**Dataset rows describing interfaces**
=== Section Start ===
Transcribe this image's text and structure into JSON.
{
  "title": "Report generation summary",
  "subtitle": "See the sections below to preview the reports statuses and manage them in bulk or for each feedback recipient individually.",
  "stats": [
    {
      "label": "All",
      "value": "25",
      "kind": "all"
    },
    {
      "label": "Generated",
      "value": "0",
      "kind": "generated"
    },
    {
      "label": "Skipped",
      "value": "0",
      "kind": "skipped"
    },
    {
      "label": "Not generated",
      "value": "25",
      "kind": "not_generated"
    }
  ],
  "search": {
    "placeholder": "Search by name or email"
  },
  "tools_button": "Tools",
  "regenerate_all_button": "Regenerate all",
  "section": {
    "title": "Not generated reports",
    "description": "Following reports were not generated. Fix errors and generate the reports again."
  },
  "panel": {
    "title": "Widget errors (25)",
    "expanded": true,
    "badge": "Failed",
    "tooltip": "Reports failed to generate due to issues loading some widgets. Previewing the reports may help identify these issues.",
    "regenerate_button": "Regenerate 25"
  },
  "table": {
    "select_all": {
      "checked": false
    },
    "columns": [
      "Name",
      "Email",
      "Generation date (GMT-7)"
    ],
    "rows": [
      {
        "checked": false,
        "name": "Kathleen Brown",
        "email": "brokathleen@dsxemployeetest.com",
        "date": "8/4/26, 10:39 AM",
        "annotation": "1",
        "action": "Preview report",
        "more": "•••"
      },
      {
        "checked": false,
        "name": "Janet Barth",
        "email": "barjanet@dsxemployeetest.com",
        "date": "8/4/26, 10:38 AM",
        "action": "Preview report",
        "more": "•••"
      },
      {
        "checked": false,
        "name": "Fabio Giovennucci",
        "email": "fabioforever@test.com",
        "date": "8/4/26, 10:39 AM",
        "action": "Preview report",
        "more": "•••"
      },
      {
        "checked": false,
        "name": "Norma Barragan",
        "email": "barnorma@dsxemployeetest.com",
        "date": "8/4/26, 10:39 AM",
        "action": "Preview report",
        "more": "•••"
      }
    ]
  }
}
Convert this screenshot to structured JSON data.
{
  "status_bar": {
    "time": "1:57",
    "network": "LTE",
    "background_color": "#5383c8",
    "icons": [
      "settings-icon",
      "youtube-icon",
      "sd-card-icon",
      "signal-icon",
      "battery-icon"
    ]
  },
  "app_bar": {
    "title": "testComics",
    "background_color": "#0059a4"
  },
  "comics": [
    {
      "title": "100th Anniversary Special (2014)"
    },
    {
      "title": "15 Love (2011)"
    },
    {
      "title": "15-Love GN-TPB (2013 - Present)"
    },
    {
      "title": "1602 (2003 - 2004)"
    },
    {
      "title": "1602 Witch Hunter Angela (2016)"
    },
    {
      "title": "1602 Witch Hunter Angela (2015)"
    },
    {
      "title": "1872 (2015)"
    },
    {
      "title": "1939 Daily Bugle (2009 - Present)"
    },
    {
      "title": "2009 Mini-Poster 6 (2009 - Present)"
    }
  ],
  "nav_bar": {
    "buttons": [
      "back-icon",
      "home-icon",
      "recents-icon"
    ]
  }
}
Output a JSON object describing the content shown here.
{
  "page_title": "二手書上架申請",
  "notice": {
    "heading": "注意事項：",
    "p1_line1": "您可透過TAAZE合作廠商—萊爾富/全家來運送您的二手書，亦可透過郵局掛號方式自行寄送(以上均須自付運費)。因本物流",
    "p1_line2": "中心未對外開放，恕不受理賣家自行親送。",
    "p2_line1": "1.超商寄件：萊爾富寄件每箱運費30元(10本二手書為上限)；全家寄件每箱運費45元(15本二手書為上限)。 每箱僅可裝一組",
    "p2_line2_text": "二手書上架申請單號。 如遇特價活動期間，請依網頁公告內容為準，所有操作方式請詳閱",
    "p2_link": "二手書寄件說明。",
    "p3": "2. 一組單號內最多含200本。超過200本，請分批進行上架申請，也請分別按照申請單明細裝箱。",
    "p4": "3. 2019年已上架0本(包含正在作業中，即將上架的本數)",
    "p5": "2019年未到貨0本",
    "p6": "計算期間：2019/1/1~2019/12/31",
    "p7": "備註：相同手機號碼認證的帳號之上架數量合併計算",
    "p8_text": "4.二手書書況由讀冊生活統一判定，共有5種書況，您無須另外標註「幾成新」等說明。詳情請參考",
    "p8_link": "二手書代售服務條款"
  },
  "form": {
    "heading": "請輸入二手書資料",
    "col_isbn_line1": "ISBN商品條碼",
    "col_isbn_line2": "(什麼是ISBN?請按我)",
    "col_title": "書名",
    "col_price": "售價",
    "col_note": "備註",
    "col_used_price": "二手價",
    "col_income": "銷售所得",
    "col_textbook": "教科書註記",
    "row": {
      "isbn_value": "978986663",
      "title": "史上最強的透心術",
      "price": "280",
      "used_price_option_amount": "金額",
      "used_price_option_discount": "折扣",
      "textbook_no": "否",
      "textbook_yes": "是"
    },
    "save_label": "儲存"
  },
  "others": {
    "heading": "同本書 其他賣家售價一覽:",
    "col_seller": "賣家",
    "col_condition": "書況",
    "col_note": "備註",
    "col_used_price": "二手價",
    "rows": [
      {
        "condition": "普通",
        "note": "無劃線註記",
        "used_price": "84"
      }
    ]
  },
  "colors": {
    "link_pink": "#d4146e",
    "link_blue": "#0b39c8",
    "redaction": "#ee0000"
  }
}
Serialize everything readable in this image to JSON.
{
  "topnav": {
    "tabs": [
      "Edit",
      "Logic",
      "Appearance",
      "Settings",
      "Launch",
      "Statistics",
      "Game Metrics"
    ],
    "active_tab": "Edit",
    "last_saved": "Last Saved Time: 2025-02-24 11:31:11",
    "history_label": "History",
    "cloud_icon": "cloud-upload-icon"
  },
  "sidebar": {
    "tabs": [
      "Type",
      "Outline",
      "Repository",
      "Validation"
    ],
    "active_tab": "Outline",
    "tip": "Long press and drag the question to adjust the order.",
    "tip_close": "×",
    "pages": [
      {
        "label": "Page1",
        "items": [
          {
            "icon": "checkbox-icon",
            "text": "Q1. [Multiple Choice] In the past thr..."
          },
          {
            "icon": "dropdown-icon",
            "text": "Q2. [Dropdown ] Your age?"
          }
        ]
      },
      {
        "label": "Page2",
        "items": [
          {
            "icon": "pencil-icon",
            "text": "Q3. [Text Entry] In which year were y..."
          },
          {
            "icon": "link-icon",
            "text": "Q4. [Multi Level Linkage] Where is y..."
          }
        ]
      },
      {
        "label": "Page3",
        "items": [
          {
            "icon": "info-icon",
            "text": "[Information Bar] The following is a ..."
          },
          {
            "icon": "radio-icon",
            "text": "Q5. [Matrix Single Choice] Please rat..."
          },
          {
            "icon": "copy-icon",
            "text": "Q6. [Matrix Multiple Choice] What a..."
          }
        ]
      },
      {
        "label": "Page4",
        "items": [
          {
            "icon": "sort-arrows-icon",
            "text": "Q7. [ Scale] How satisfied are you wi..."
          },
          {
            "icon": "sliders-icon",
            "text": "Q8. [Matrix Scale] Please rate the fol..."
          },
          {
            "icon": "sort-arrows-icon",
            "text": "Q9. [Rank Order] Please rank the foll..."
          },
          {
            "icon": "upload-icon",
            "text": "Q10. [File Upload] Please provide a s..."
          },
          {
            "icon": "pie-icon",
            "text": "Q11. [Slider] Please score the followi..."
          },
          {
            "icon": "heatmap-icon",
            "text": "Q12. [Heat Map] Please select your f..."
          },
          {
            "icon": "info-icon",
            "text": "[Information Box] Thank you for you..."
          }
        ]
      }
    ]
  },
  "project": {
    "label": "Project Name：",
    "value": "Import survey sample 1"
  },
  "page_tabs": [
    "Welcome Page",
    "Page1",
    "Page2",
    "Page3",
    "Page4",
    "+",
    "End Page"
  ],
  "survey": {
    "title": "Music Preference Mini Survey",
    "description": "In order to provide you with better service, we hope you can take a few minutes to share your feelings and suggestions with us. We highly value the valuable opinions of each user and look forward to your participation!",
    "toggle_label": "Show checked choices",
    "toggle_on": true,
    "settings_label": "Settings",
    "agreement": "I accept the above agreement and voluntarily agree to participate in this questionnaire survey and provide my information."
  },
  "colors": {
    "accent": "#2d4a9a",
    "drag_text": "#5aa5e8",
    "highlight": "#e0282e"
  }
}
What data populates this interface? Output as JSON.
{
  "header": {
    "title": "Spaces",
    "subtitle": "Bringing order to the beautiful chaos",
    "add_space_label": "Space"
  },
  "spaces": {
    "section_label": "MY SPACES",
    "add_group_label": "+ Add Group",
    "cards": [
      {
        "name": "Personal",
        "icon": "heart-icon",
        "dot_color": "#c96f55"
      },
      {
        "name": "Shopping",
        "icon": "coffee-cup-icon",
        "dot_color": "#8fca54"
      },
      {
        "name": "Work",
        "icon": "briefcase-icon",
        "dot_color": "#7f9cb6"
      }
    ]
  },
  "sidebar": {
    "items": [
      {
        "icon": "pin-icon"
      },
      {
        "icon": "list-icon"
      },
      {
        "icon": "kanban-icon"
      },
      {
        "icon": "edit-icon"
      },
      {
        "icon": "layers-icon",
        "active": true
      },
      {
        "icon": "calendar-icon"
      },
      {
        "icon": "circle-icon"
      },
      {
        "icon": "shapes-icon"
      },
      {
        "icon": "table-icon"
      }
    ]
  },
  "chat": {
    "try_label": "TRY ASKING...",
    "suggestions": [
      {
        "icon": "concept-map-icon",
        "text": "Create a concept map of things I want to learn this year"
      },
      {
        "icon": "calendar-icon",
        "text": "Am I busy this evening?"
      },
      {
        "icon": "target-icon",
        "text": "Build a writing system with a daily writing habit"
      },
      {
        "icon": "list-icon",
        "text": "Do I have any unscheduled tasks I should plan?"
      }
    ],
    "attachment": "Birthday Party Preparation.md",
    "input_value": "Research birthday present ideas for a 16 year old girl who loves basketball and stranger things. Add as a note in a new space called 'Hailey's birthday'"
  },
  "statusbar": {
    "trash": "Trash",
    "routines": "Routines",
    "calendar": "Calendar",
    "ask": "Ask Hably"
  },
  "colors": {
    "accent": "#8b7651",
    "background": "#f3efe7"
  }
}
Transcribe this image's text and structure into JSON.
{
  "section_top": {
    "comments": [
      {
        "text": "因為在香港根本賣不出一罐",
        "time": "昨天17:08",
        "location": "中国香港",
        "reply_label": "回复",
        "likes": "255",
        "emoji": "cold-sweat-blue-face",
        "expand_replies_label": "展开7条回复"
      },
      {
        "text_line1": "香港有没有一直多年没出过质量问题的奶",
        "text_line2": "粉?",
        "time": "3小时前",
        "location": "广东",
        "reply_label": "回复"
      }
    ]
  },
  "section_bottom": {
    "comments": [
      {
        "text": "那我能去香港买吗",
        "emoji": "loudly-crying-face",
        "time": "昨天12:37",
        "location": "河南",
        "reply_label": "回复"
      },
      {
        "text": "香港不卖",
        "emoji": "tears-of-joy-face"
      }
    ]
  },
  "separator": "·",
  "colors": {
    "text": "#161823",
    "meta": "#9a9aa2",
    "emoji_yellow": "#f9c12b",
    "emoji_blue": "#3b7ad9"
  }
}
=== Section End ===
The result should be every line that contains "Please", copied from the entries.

            "text": "Q5. [Matrix Single Choice] Please rat..."
            "text": "Q8. [Matrix Scale] Please rate the fol..."
            "text": "Q9. [Rank Order] Please rank the foll..."
            "text": "Q10. [File Upload] Please provide a s..."
            "text": "Q11. [Slider] Please score the followi..."
            "text": "Q12. [Heat Map] Please select your f..."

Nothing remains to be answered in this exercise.